3 Issues Leaders Need to Tackle to Make Improvements
“What you do has far greater impact than what you say.” — Stephen Covey
“Why is it so hard to make improvements?”, the VP of Operations asked me. He brought me in to discuss whether or not we could help them.
After walking the shop floor, talking to some team members, and reviewing his performance numbers, we were sitting at the conference table to compare notes. I had a fairly good grasp of some of the problems that his organization was facing, but I’m sure that there were many others.
“Honestly”, I replied, “the reason it is so hard is usually due to Leadership.” As is the usual response to that statement, he looked at me like I had lost my mind. As we went on to discuss it, I pointed out my reasons for the response.
There are certainly more than three issues to tackle, but the three below show up time after time.
Leaders Don’t Have Patience
First, most leaders don’t have the patience to make real and substantive changes. They want fast responses and fast results for every challenge that comes up. This is odd because usually, the challenges that they are talking about and focusing on are pretty much the same every month.
So, while it may look and feel like they are taking quick and decisive action, usually what they are doing is creating a lot of unnecessary effort and stress on the part of the employees. There is usually no real commitment to making meaningful improvements…just peddle faster and get that crap fixed!
It takes time and discipline to take a step back from the day-to-day grind to really improve a problem. It takes will and determination not to succumb to the constant grind of chasing the next problem that pops up. The time required is often difficult for many leaders to force themselves and the organization to take.
Leaders Should Look At The Symptoms Of The Problem
Second, it is often hard for the leaders to look at the problem from a big-picture perspective instead of looking at and reacting to symptoms of the problem.
This isn’t the fire-fighting exercise that most organizations put toward something, this is looking at the situation holistically and determining what is needed from a time, financial and personnel perspective to actually change something.
This becomes wildly frustrating when the general statement greatly diminishes the problems and ends up with something that sounds like, “Just grab a couple of guys and knock that out.”
People who are struggling with a problem, especially one that has been lingering for some time would have already “knocked the problem out” if it were that simple. This response not only over-simplifies the problem, but it also makes the leader look massively out of touch with the team.

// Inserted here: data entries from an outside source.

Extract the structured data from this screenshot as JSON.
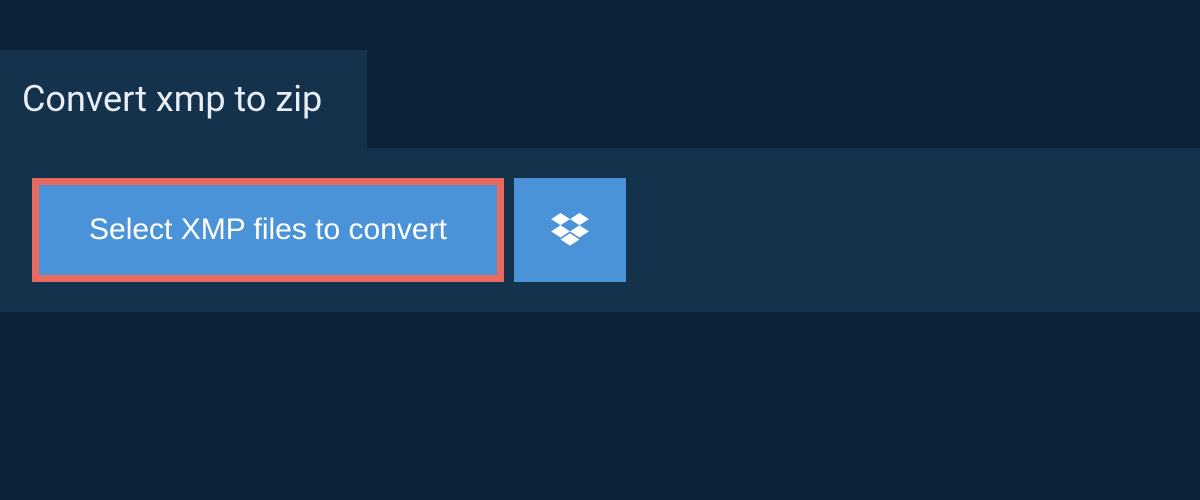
{
  "header": {
    "title": "Convert xmp to zip"
  },
  "actions": {
    "select_label": "Select XMP files to convert",
    "dropbox_icon": "dropbox-icon"
  },
  "colors": {
    "background": "#0d2438",
    "panel": "#15324d",
    "button": "#4b93d8",
    "highlight_border": "#e86a5e",
    "text_light": "#e8eef4",
    "text_white": "#ffffff"
  }
}
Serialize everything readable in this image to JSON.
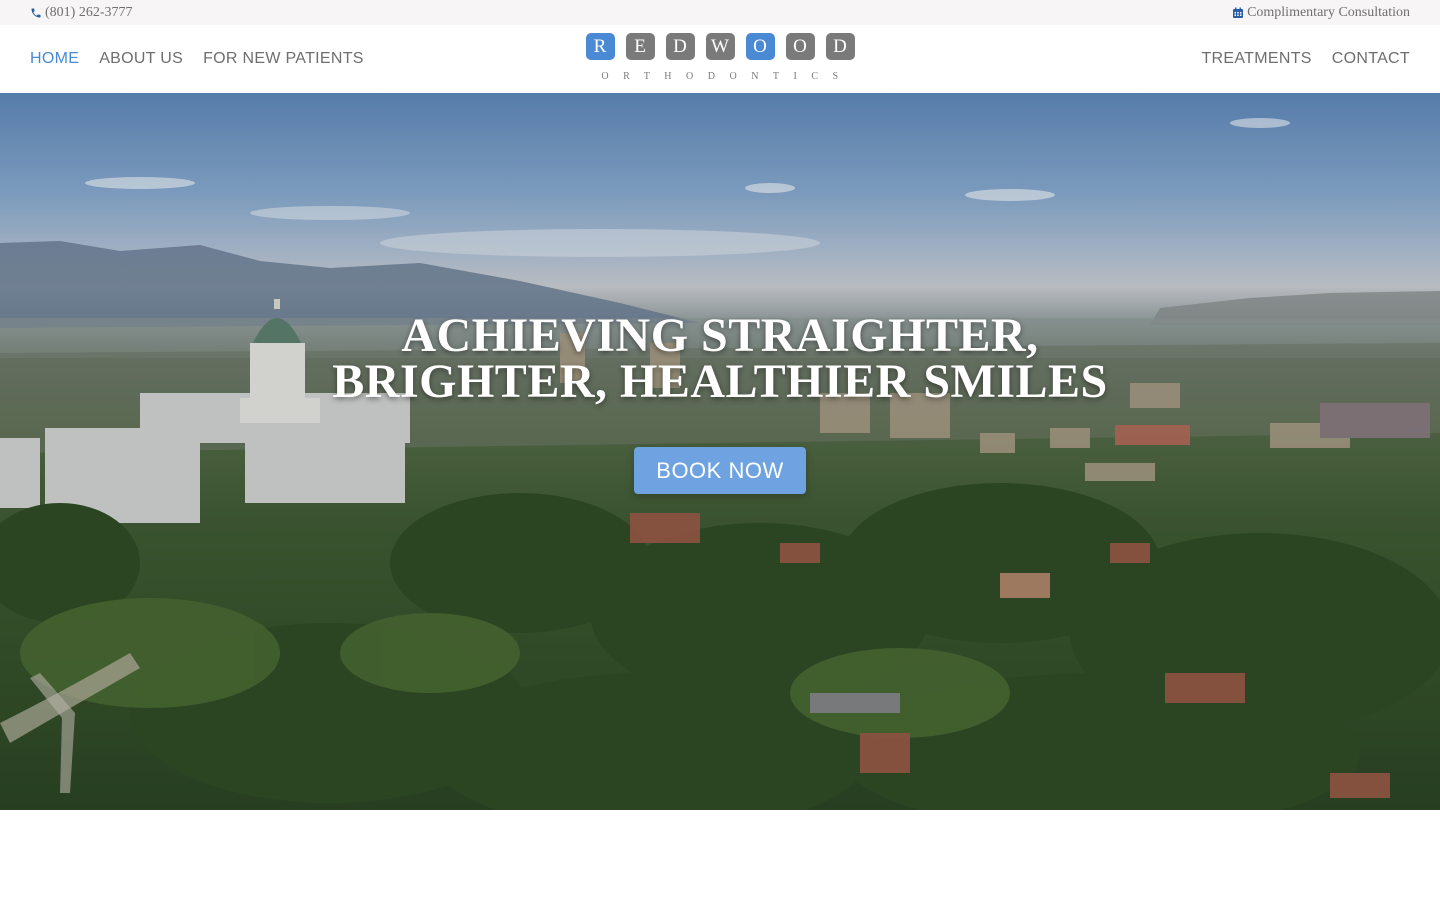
{
  "topbar": {
    "phone": "(801) 262-3777",
    "consultation": "Complimentary Consultation",
    "accent_color": "#4a8ad4"
  },
  "nav": {
    "left": [
      {
        "label": "HOME",
        "active": true
      },
      {
        "label": "ABOUT US",
        "active": false
      },
      {
        "label": "FOR NEW PATIENTS",
        "active": false
      }
    ],
    "right": [
      {
        "label": "TREATMENTS",
        "active": false
      },
      {
        "label": "CONTACT",
        "active": false
      }
    ]
  },
  "logo": {
    "letters": [
      "R",
      "E",
      "D",
      "W",
      "O",
      "O",
      "D"
    ],
    "subtitle": "ORTHODONTICS",
    "tile_color": "#7a7a7a",
    "highlight_color": "#4a8ad4"
  },
  "hero": {
    "title_line1": "ACHIEVING STRAIGHTER,",
    "title_line2": "BRIGHTER, HEALTHIER SMILES",
    "cta_label": "BOOK NOW",
    "cta_color": "#6fa2e0"
  },
  "icons": {
    "phone": "phone-icon",
    "calendar": "calendar-icon"
  }
}
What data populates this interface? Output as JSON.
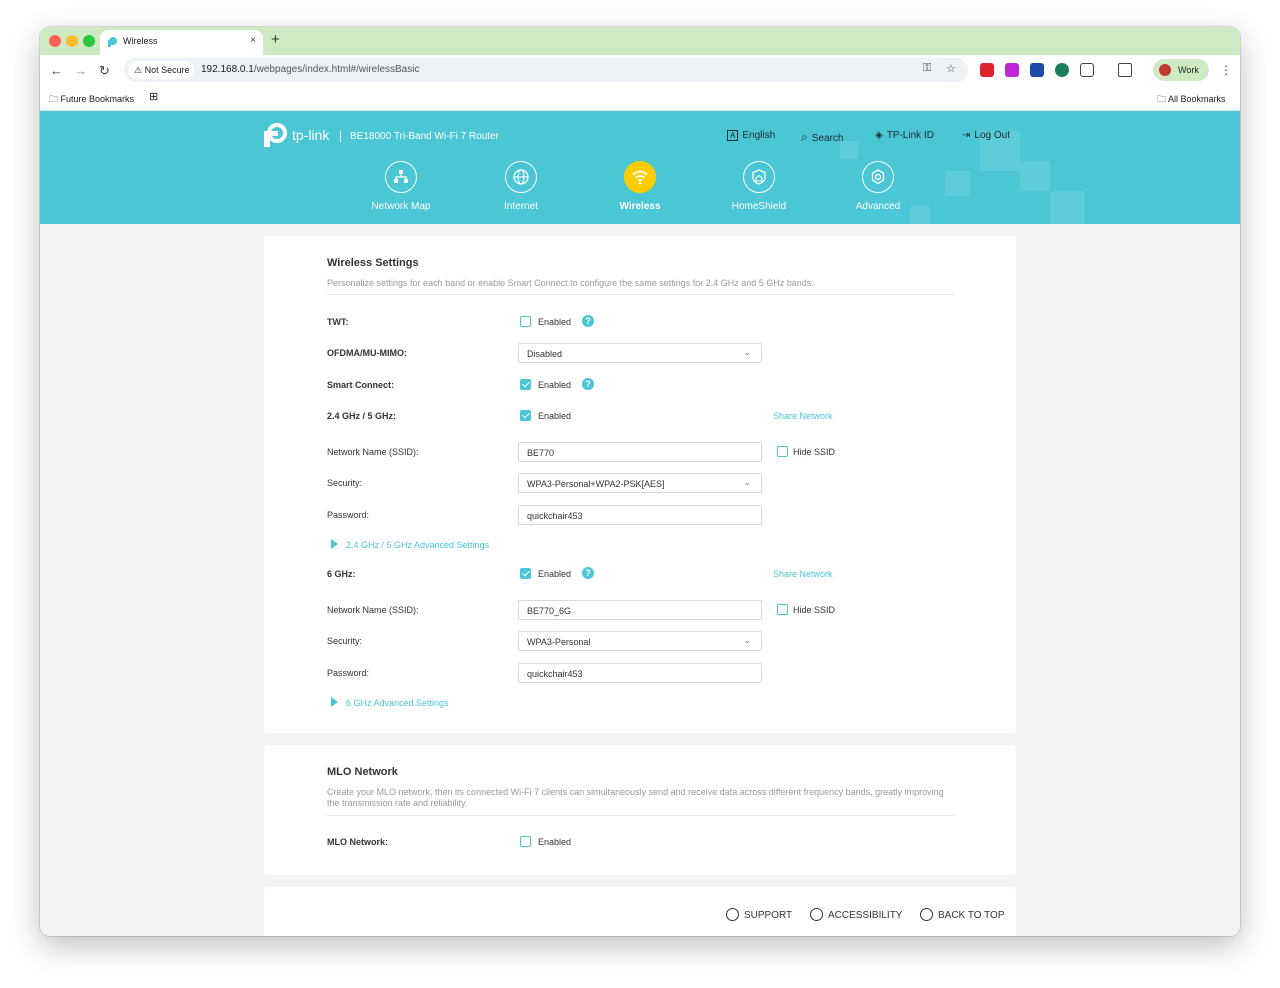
{
  "browser": {
    "tab_title": "Wireless",
    "tab_close": "×",
    "new_tab": "+",
    "not_secure": "Not Secure",
    "url_host": "192.168.0.1",
    "url_path": "/webpages/index.html#/wirelessBasic",
    "profile_name": "Work",
    "bookmark_left": "Future Bookmarks",
    "bookmark_right": "All Bookmarks",
    "accent": "#cdeac3"
  },
  "router": {
    "brand": "tp-link",
    "model": "BE18000 Tri-Band Wi-Fi 7 Router",
    "header_links": {
      "language": "English",
      "search": "Search",
      "tplink_id": "TP-Link ID",
      "logout": "Log Out"
    },
    "nav": [
      {
        "label": "Network Map",
        "icon": "network-map-icon"
      },
      {
        "label": "Internet",
        "icon": "globe-icon"
      },
      {
        "label": "Wireless",
        "icon": "wifi-icon",
        "active": true
      },
      {
        "label": "HomeShield",
        "icon": "home-shield-icon"
      },
      {
        "label": "Advanced",
        "icon": "gear-icon"
      }
    ],
    "accent": "#4bc6d4",
    "active_color": "#ffcc00"
  },
  "wireless": {
    "title": "Wireless Settings",
    "description": "Personalize settings for each band or enable Smart Connect to configure the same settings for 2.4 GHz and 5 GHz bands.",
    "twt_label": "TWT:",
    "twt_enabled": "Enabled",
    "ofdma_label": "OFDMA/MU-MIMO:",
    "ofdma_value": "Disabled",
    "smart_label": "Smart Connect:",
    "smart_enabled": "Enabled",
    "band24_label": "2.4 GHz / 5 GHz:",
    "band24_enabled": "Enabled",
    "share_network": "Share Network",
    "ssid_label": "Network Name (SSID):",
    "ssid24_value": "BE770",
    "hide_ssid": "Hide SSID",
    "security_label": "Security:",
    "security24_value": "WPA3-Personal+WPA2-PSK[AES]",
    "password_label": "Password:",
    "password24_value": "quickchair453",
    "advanced24": "2.4 GHz / 5 GHz Advanced Settings",
    "band6_label": "6 GHz:",
    "band6_enabled": "Enabled",
    "ssid6_value": "BE770_6G",
    "security6_value": "WPA3-Personal",
    "password6_value": "quickchair453",
    "advanced6": "6 GHz Advanced Settings"
  },
  "mlo": {
    "title": "MLO Network",
    "description": "Create your MLO network, then its connected Wi-Fi 7 clients can simultaneously send and receive data across different frequency bands, greatly improving the transmission rate and reliability.",
    "label": "MLO Network:",
    "enabled": "Enabled"
  },
  "footer": {
    "support": "SUPPORT",
    "accessibility": "ACCESSIBILITY",
    "back_to_top": "BACK TO TOP"
  }
}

Leaders Need To Focus On Clear Priorities
Third, but not final, is the inability to create and hold clear priorities. If you follow us, you will hear us talking about this a lot because it is so very rampant. If you remember the game “whack a mole” at the fair, that’s what it feels like in a lot of organizations.
The team is just chasing whatever shows up that morning (or week or month) and every day they are chasing another “rabbit.” These “rabbits” are different from day-to-day, but they repeat themselves every other week or so.
To add to this complication, Leaders must also determine and hold onto what the organization is NOT going to do. During a planning session with one client, we were digging into what the team was already working on and it totaled 97 different projects.
When we asked how progress was going on those 97 things, the resounding answer was:
“We aren’t making any progress on the list, except in adding more things to the list of things that we want to do but don’t have time.”
If you want to pursue Continuous Improvement and do it well, I implore you to look at these three items in your organization with an honest evaluation. If you can answer yes to each of them, I would wager that you are on your way to making good progress.
If not, I would encourage you to take a step back and either stop giving the improvement process lip-service or figure out how you need to adjust your approach to make it better. Your people and your metrics will appreciate it.
In summary, you need to answer yes to each of these items:
- Have you allocated the resources (time, people, capital) to create real and sustainable change?
- Are you and your team digging deep into the causes of the problems and not just reacting to random symptoms?
- Have you and your team created a clear priority list that you are managing and executing against?
If you answered no to any of these, time to spend some more time digging into your situation to figure out how to adjust it. If you answered yes to all of them, then you’re probably making great improvement strides.
As always, we’d love a chance to help so if you feel like you’re stuck on any of them, please reach out to us.